An adult beaver at Wild Ken Hill.

A West Norfolk estate has welcomed the first beaver born in the county for around 600 years.

Wild Ken Hill at Snettisham has today (Friday) confirmed trailcams have captured footage of a young beaver, known as a kit, inside the 55-acre beaver enclosure.

The kit belongs to one of two pairs of beavers which were successfully reintroduced on the estate last year as part of a rewilding project.

Although only one beaver kit has been spotted so far, beavers on average produce three offspring, meaning there might be more. 

Wild Ken Hill has now set up more cameras to establish how many kits have been born.

Dominic Buscall, project manager at Wild Ken Hill, hailed the news as “an exciting step on the journey to restore beavers to East Anglia”.

 “Beavers bring huge benefits to our natural environment. With the right balance of protection and management, we could harness them across England to assist nature recovery and prevent flooding – the project here at Wild Ken Hill is seeking to demonstrate that,” said Mr Buscall.

The footage shows a kit swimming in the territory of a pair of beavers named Orange and Flow, who first met in Autumn 2020 and have spent the winter and spring bonding and building dams.

In May this year, a lodge was also discovered in the beaver enclosure. 

Beavers build lodges as protection from predators and will raise their kits inside them in the first few months. 

Professor Richard Brazier inspected the lodge at Wild Ken Hill earlier this year, and said “that’s the first beaver lodge to be built in Norfolk for 600 years”.

Lloyd Park, conservation leader and ecologist at the estate said it was an “historic moment”.

He said: “This beaver kit represents a historic moment towards the conservation and restoration of the species within lowland England. 

“Beavers are a vital link in restoring and regenerating our natural places and in their short time here at Wild Ken Hill they have already made a significant impact on the landscape within their enclosure. Through their natural processes we have seen increased water levels and changes to the woodland structure that provide opportunities for a host of other wildlife.”

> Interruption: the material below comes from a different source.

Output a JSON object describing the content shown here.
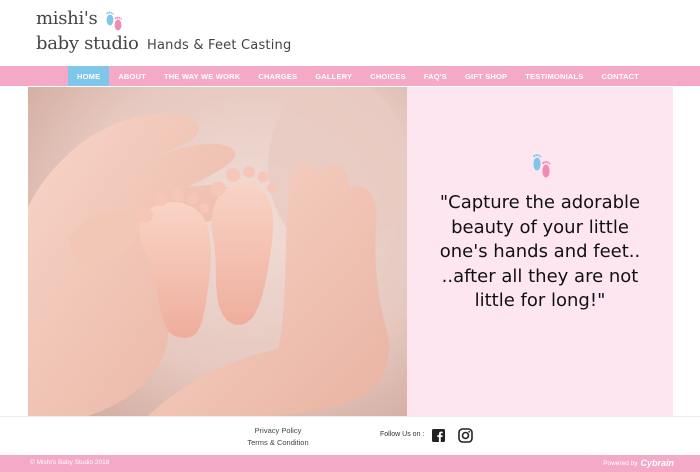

 The latest series of BBC Springwatch was based at Wild Ken Hill and will also be featured on Autumnwatch and Winterwatch where it is hoped further footage can be captured of the beaver family. 

Further details on the discovery of a beaver kit can be found on the Wild Ken Hill Blog at